▸ Task to complete
Each entry, as given, must be output unchanged.

====== Material provided ======

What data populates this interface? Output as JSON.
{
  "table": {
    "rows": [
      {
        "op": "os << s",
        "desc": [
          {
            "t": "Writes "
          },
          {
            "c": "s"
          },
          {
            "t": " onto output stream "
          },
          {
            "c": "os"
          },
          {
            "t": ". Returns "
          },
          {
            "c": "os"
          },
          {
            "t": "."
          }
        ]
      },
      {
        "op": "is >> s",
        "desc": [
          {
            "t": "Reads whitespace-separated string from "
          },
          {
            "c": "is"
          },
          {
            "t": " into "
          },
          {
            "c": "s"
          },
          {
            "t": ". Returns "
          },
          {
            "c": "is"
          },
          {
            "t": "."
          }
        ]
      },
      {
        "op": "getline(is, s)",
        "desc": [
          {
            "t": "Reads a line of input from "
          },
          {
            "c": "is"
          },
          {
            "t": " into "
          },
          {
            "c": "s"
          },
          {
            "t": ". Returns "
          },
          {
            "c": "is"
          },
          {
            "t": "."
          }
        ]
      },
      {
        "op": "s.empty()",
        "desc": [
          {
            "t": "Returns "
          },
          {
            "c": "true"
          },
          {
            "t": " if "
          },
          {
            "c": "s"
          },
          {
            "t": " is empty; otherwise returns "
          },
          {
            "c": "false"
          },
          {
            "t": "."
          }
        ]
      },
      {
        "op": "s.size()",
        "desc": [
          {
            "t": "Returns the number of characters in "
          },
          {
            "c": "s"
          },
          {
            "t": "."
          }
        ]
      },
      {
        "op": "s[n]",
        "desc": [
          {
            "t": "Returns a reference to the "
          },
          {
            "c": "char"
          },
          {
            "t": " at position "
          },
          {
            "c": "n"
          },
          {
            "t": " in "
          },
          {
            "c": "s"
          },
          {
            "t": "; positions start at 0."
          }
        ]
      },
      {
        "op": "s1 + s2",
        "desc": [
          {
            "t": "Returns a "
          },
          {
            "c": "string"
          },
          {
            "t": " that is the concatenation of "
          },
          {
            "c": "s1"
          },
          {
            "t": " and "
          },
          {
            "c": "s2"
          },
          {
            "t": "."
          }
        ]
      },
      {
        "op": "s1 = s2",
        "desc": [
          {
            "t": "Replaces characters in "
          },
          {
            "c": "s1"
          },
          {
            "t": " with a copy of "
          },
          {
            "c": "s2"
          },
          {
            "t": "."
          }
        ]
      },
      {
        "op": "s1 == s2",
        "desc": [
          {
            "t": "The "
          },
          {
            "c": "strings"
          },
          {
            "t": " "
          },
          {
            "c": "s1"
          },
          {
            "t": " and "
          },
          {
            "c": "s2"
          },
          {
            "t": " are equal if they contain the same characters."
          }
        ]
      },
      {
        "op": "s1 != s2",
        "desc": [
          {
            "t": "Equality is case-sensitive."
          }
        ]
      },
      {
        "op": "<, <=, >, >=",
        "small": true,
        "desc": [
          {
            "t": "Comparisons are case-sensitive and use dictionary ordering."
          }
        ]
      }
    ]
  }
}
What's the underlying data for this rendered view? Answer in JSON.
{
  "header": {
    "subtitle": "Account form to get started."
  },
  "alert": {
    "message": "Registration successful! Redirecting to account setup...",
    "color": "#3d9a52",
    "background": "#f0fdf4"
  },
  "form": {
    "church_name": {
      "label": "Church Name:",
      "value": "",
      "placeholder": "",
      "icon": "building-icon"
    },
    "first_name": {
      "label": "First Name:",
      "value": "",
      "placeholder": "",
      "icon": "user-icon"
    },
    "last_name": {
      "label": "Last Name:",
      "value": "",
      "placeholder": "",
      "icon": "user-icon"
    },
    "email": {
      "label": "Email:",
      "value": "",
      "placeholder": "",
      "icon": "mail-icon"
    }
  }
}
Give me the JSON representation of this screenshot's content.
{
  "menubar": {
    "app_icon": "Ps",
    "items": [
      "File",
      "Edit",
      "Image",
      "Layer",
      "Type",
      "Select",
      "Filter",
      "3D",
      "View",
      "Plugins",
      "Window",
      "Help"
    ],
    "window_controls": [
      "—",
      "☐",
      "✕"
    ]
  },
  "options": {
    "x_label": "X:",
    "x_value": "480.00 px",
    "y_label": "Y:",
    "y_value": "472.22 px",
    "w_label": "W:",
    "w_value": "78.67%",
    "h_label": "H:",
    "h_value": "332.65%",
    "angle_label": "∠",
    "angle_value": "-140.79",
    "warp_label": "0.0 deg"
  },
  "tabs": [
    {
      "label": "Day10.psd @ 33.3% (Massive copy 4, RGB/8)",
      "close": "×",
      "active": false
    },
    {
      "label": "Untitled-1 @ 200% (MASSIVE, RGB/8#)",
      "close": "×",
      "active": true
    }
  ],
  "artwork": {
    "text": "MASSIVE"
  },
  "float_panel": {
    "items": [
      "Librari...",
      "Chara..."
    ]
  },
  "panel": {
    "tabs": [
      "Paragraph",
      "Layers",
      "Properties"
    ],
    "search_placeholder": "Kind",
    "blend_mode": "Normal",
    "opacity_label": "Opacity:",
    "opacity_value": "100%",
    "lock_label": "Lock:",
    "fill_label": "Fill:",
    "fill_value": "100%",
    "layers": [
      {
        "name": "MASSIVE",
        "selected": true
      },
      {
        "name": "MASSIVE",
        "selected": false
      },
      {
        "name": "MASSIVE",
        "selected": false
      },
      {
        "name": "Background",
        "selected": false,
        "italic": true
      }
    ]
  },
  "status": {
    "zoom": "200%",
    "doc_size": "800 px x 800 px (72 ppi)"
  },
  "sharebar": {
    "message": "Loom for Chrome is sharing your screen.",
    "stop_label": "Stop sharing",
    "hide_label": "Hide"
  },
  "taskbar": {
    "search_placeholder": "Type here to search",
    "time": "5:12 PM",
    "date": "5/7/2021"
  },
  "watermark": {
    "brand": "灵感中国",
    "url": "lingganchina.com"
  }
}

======

▸ Task output
What data populates this interface? Output as JSON.
{
  "table": {
    "rows": [
      {
        "op": "os << s",
        "desc": [
          {
            "t": "Writes "
          },
          {
            "c": "s"
          },
          {
            "t": " onto output stream "
          },
          {
            "c": "os"
          },
          {
            "t": ". Returns "
          },
          {
            "c": "os"
          },
          {
            "t": "."
          }
        ]
      },
      {
        "op": "is >> s",
        "desc": [
          {
            "t": "Reads whitespace-separated string from "
          },
          {
            "c": "is"
          },
          {
            "t": " into "
          },
          {
            "c": "s"
          },
          {
            "t": ". Returns "
          },
          {
            "c": "is"
          },
          {
            "t": "."
          }
        ]
      },
      {
        "op": "getline(is, s)",
        "desc": [
          {
            "t": "Reads a line of input from "
          },
          {
            "c": "is"
          },
          {
            "t": " into "
          },
          {
            "c": "s"
          },
          {
            "t": ". Returns "
          },
          {
            "c": "is"
          },
          {
            "t": "."
          }
        ]
      },
      {
        "op": "s.empty()",
        "desc": [
          {
            "t": "Returns "
          },
          {
            "c": "true"
          },
          {
            "t": " if "
          },
          {
            "c": "s"
          },
          {
            "t": " is empty; otherwise returns "
          },
          {
            "c": "false"
          },
          {
            "t": "."
          }
        ]
      },
      {
        "op": "s.size()",
        "desc": [
          {
            "t": "Returns the number of characters in "
          },
          {
            "c": "s"
          },
          {
            "t": "."
          }
        ]
      },
      {
        "op": "s[n]",
        "desc": [
          {
            "t": "Returns a reference to the "
          },
          {
            "c": "char"
          },
          {
            "t": " at position "
          },
          {
            "c": "n"
          },
          {
            "t": " in "
          },
          {
            "c": "s"
          },
          {
            "t": "; positions start at 0."
          }
        ]
      },
      {
        "op": "s1 + s2",
        "desc": [
          {
            "t": "Returns a "
          },
          {
            "c": "string"
          },
          {
            "t": " that is the concatenation of "
          },
          {
            "c": "s1"
          },
          {
            "t": " and "
          },
          {
            "c": "s2"
          },
          {
            "t": "."
          }
        ]
      },
      {
        "op": "s1 = s2",
        "desc": [
          {
            "t": "Replaces characters in "
          },
          {
            "c": "s1"
          },
          {
            "t": " with a copy of "
          },
          {
            "c": "s2"
          },
          {
            "t": "."
          }
        ]
      },
      {
        "op": "s1 == s2",
        "desc": [
          {
            "t": "The "
          },
          {
            "c": "strings"
          },
          {
            "t": " "
          },
          {
            "c": "s1"
          },
          {
            "t": " and "
          },
          {
            "c": "s2"
          },
          {
            "t": " are equal if they contain the same characters."
          }
        ]
      },
      {
        "op": "s1 != s2",
        "desc": [
          {
            "t": "Equality is case-sensitive."
          }
        ]
      },
      {
        "op": "<, <=, >, >=",
        "small": true,
        "desc": [
          {
            "t": "Comparisons are case-sensitive and use dictionary ordering."
          }
        ]
      }
    ]
  }
}
What's the underlying data for this rendered view? Answer in JSON.
{
  "header": {
    "subtitle": "Account form to get started."
  },
  "alert": {
    "message": "Registration successful! Redirecting to account setup...",
    "color": "#3d9a52",
    "background": "#f0fdf4"
  },
  "form": {
    "church_name": {
      "label": "Church Name:",
      "value": "",
      "placeholder": "",
      "icon": "building-icon"
    },
    "first_name": {
      "label": "First Name:",
      "value": "",
      "placeholder": "",
      "icon": "user-icon"
    },
    "last_name": {
      "label": "Last Name:",
      "value": "",
      "placeholder": "",
      "icon": "user-icon"
    },
    "email": {
      "label": "Email:",
      "value": "",
      "placeholder": "",
      "icon": "mail-icon"
    }
  }
}
Give me the JSON representation of this screenshot's content.
{
  "menubar": {
    "app_icon": "Ps",
    "items": [
      "File",
      "Edit",
      "Image",
      "Layer",
      "Type",
      "Select",
      "Filter",
      "3D",
      "View",
      "Plugins",
      "Window",
      "Help"
    ],
    "window_controls": [
      "—",
      "☐",
      "✕"
    ]
  },
  "options": {
    "x_label": "X:",
    "x_value": "480.00 px",
    "y_label": "Y:",
    "y_value": "472.22 px",
    "w_label": "W:",
    "w_value": "78.67%",
    "h_label": "H:",
    "h_value": "332.65%",
    "angle_label": "∠",
    "angle_value": "-140.79",
    "warp_label": "0.0 deg"
  },
  "tabs": [
    {
      "label": "Day10.psd @ 33.3% (Massive copy 4, RGB/8)",
      "close": "×",
      "active": false
    },
    {
      "label": "Untitled-1 @ 200% (MASSIVE, RGB/8#)",
      "close": "×",
      "active": true
    }
  ],
  "artwork": {
    "text": "MASSIVE"
  },
  "float_panel": {
    "items": [
      "Librari...",
      "Chara..."
    ]
  },
  "panel": {
    "tabs": [
      "Paragraph",
      "Layers",
      "Properties"
    ],
    "search_placeholder": "Kind",
    "blend_mode": "Normal",
    "opacity_label": "Opacity:",
    "opacity_value": "100%",
    "lock_label": "Lock:",
    "fill_label": "Fill:",
    "fill_value": "100%",
    "layers": [
      {
        "name": "MASSIVE",
        "selected": true
      },
      {
        "name": "MASSIVE",
        "selected": false
      },
      {
        "name": "MASSIVE",
        "selected": false
      },
      {
        "name": "Background",
        "selected": false,
        "italic": true
      }
    ]
  },
  "status": {
    "zoom": "200%",
    "doc_size": "800 px x 800 px (72 ppi)"
  },
  "sharebar": {
    "message": "Loom for Chrome is sharing your screen.",
    "stop_label": "Stop sharing",
    "hide_label": "Hide"
  },
  "taskbar": {
    "search_placeholder": "Type here to search",
    "time": "5:12 PM",
    "date": "5/7/2021"
  },
  "watermark": {
    "brand": "灵感中国",
    "url": "lingganchina.com"
  }
}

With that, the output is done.